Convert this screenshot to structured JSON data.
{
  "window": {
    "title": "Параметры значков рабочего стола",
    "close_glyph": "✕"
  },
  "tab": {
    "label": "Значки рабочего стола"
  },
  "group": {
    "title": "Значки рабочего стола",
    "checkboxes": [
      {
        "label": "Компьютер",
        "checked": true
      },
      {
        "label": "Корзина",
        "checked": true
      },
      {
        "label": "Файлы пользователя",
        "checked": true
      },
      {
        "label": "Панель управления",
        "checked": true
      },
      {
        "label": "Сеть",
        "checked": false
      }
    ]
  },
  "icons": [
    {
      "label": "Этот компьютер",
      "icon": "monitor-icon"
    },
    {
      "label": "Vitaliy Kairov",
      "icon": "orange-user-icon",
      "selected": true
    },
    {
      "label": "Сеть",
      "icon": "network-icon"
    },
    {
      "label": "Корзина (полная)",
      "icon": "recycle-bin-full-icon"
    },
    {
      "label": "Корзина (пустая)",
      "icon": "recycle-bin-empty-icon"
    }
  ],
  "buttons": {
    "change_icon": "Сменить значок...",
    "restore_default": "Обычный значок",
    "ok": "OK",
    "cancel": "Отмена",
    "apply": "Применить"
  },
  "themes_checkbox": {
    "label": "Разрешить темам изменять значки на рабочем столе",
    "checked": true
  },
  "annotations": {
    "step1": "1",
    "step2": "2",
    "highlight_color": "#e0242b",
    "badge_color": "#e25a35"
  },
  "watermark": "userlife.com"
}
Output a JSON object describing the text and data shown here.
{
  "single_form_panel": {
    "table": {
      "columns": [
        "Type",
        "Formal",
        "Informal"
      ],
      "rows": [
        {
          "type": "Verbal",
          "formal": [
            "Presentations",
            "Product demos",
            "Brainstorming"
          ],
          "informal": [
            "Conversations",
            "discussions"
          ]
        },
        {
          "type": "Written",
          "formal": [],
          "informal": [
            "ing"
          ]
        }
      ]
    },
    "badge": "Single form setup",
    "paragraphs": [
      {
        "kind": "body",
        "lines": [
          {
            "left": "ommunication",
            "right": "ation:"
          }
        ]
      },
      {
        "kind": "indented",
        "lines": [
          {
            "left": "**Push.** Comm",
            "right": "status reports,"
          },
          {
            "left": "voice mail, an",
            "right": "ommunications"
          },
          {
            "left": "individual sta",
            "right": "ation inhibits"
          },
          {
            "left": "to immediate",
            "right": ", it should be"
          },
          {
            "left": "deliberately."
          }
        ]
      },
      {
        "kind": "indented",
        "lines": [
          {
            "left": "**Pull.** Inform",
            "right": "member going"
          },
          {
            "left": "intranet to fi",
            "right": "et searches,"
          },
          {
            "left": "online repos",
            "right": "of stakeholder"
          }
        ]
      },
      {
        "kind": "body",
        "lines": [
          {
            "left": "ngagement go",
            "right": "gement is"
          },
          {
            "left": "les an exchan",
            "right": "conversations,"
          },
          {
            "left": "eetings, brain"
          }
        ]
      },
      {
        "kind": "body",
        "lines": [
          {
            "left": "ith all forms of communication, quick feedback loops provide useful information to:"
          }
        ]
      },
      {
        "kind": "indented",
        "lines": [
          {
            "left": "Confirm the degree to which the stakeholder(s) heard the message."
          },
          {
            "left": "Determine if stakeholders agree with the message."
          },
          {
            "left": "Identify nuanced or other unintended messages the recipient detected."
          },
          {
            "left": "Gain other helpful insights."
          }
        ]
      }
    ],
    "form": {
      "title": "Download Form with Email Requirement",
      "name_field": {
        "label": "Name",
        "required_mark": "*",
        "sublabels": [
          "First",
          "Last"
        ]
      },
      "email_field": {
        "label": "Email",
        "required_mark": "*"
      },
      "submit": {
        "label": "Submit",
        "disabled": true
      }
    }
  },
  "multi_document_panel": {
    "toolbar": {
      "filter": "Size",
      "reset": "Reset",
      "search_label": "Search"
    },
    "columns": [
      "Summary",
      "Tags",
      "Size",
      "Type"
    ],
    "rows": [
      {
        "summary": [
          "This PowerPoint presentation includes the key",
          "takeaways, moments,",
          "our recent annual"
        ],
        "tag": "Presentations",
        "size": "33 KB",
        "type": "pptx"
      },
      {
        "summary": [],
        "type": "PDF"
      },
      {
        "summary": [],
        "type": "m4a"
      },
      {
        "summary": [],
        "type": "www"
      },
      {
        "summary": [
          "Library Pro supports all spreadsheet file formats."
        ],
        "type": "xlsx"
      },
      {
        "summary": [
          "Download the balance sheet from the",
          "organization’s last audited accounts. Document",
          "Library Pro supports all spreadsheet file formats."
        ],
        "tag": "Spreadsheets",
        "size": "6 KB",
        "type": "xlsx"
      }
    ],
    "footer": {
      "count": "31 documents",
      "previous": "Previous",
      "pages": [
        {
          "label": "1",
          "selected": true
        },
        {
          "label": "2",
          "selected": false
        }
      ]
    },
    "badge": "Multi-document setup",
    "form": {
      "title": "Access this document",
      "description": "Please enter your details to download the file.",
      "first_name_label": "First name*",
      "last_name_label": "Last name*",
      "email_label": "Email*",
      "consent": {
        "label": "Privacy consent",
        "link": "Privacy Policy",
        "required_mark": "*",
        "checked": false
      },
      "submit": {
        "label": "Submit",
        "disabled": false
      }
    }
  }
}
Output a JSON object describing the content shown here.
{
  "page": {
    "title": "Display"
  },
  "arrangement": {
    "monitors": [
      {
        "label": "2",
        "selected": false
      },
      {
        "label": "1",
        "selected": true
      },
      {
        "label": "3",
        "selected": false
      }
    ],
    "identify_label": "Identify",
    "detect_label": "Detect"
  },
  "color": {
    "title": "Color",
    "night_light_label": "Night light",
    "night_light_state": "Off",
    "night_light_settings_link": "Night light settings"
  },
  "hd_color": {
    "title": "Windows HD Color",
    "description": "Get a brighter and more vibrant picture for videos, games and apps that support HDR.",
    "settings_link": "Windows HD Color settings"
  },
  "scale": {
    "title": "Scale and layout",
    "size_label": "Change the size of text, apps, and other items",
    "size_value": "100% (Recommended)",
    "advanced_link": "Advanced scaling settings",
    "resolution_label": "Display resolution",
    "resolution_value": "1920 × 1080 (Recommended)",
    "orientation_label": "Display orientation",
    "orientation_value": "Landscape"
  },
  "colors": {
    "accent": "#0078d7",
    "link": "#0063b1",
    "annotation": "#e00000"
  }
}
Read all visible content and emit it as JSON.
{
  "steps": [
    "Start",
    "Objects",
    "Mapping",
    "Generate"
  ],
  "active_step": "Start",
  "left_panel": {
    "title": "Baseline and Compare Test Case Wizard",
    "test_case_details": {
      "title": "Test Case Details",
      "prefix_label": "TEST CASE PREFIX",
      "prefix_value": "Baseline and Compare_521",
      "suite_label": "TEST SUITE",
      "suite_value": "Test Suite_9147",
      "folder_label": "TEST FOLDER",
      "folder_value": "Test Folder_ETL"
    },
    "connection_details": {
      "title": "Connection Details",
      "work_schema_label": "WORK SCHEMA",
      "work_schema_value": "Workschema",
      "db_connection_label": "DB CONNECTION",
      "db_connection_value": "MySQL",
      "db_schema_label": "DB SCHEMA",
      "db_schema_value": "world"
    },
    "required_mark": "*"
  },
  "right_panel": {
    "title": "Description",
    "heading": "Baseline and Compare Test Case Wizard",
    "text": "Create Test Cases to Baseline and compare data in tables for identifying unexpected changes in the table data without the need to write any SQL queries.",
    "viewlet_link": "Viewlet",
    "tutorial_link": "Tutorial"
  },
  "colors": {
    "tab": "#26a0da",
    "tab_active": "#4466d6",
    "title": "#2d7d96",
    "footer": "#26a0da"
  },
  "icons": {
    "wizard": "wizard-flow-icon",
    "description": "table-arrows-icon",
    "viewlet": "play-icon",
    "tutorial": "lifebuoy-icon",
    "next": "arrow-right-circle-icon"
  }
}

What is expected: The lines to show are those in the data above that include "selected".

Task result:
      "selected": true
          "selected": true
          "selected": false
        "selected": false
        "selected": true
        "selected": false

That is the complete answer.